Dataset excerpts

###

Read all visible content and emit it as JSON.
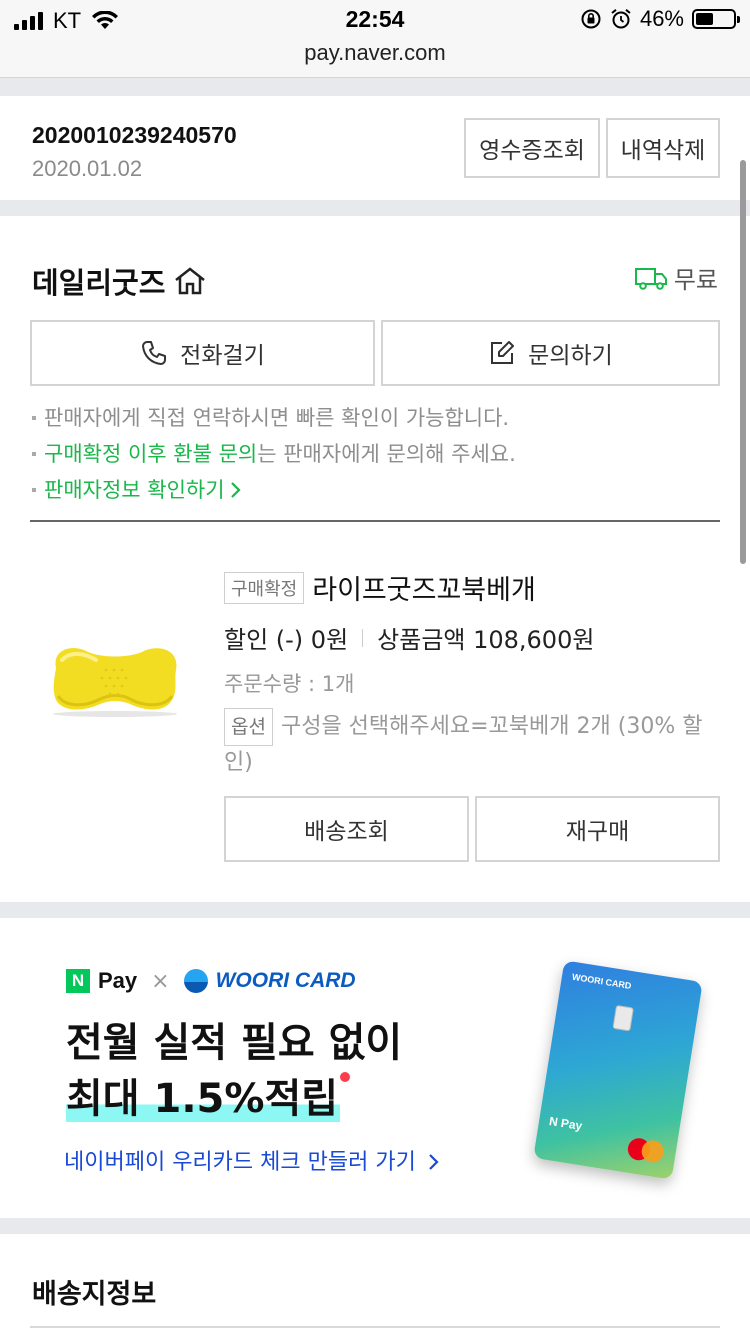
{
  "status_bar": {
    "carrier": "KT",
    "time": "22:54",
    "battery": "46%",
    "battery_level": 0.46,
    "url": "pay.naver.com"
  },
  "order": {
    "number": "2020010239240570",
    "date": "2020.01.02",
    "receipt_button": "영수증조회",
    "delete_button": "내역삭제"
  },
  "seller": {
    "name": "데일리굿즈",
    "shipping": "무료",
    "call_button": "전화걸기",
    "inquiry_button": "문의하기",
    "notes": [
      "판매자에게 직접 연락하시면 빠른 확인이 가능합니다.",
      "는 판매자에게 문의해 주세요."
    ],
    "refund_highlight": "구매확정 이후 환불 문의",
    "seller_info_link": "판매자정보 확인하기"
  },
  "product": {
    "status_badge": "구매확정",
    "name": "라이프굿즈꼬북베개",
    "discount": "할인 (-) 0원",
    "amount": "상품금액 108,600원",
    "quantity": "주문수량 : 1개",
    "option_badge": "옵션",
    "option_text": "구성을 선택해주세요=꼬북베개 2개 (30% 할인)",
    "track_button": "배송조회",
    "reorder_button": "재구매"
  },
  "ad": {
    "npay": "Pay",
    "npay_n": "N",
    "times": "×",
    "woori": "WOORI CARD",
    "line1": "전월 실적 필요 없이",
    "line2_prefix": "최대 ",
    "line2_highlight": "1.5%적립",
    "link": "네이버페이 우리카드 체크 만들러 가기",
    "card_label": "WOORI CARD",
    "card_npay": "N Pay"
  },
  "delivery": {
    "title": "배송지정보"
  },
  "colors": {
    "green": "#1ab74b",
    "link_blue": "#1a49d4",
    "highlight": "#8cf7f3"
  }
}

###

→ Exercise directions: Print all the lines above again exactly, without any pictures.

→ Solution:
Read all visible content and emit it as JSON.
{
  "status_bar": {
    "carrier": "KT",
    "time": "22:54",
    "battery": "46%",
    "battery_level": 0.46,
    "url": "pay.naver.com"
  },
  "order": {
    "number": "2020010239240570",
    "date": "2020.01.02",
    "receipt_button": "영수증조회",
    "delete_button": "내역삭제"
  },
  "seller": {
    "name": "데일리굿즈",
    "shipping": "무료",
    "call_button": "전화걸기",
    "inquiry_button": "문의하기",
    "notes": [
      "판매자에게 직접 연락하시면 빠른 확인이 가능합니다.",
      "는 판매자에게 문의해 주세요."
    ],
    "refund_highlight": "구매확정 이후 환불 문의",
    "seller_info_link": "판매자정보 확인하기"
  },
  "product": {
    "status_badge": "구매확정",
    "name": "라이프굿즈꼬북베개",
    "discount": "할인 (-) 0원",
    "amount": "상품금액 108,600원",
    "quantity": "주문수량 : 1개",
    "option_badge": "옵션",
    "option_text": "구성을 선택해주세요=꼬북베개 2개 (30% 할인)",
    "track_button": "배송조회",
    "reorder_button": "재구매"
  },
  "ad": {
    "npay": "Pay",
    "npay_n": "N",
    "times": "×",
    "woori": "WOORI CARD",
    "line1": "전월 실적 필요 없이",
    "line2_prefix": "최대 ",
    "line2_highlight": "1.5%적립",
    "link": "네이버페이 우리카드 체크 만들러 가기",
    "card_label": "WOORI CARD",
    "card_npay": "N Pay"
  },
  "delivery": {
    "title": "배송지정보"
  },
  "colors": {
    "green": "#1ab74b",
    "link_blue": "#1a49d4",
    "highlight": "#8cf7f3"
  }
}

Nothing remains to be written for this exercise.